What is between you and God or you and the Devil is your own affair,
and I don't give a damn what happens after you're dead. I want you to
liveľand suffer. You do suffer, don't you, Derry? I want to see you
suffer." A sudden hard grip on his wounded shoulder sent
Derry into a near faint, only to be slapped hard across the face with
a riding crop. "Pay attention, Derry. I want you to feel every
bit of pain you can stand, and more." Wencit held up a ring. "You
remember this, don't you?"
Derry could only shudder in
remembrance, and Wencit chuckled at his reaction.
"I see you do. But this is only
a beginning, you know. There are far worse things in my little

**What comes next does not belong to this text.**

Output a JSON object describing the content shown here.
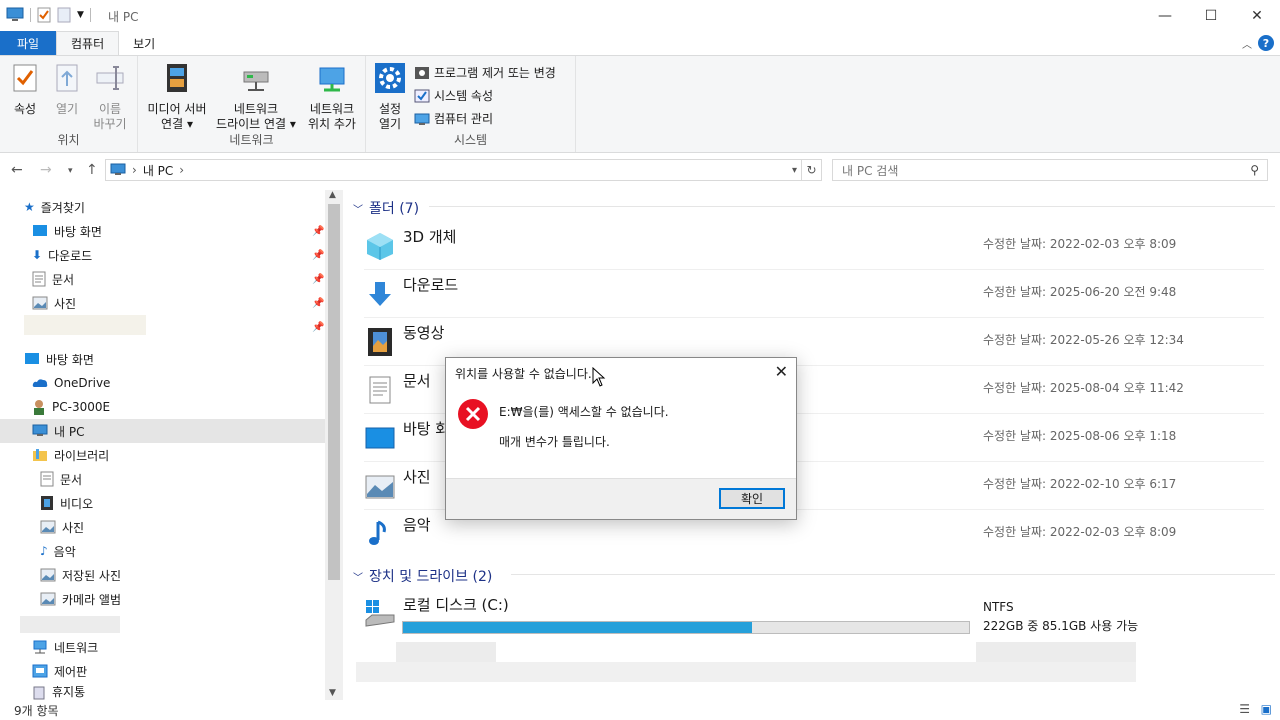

treasure chest here." He turned away and took something from
the chest. Derry saw that it was his own broken sword, in fact, as
Wencit turned back to him. "Your sword is useless now, isn't
it? You can't fight anymore. You're as broken as the sword is."
"Useless . . .broken. . ."
The words echoed amidst evil laughter as Derry's dreamscape shifted
and he was in battle with Bran Coris and a ring of enemies with only a
broken sword as a weapon. He was beaten to the ground; he felt a sword
split his side as it had in Rhemuth Castle on the night before
Kelson's coronation, felt his life's blood ebbing away. . . then
became aware that he was back in Esgair Ddu, chained to the
wall of a cell and unable to resist as Wencit, once again, put a knife
in his hand and laughed when he could not turn it on either Wencit or
himself. The iron ring Wencit held this time did not fit his finger
but was a slave's iron collar that weighed heavy on his collarbone as
Wencit clasped it about his neck.
"You are my slave, Derry, and
you must do my bidding. You know you have to. You know you will."
Derry struggled, pulling at the collar,
but it was locked on, and there was no key to remove it. Weeping in
despair, he took the sword that Wencit thrust at him and turned to see
his liege lords, the Duke of Corwyn and the King of Gwynedd. Their
backs were to him, and the iron collar pressed so on his throat that
he could not speak to warn them.
"Kill them now, Derry,"
insisted Wencit's voice. "Kill Morgan and Kelson, and seal our
pact in their blood."
It was so easy. Neither Morgan nor
Kelson was aware of him, and one sweep of the razor-edged sword was
all it took. Weeping still, Derry fell to his knees as the blood on
the sword stained his hands as well as the blade, and Wencit's
shouting laugh of triumph rang in his ears . . .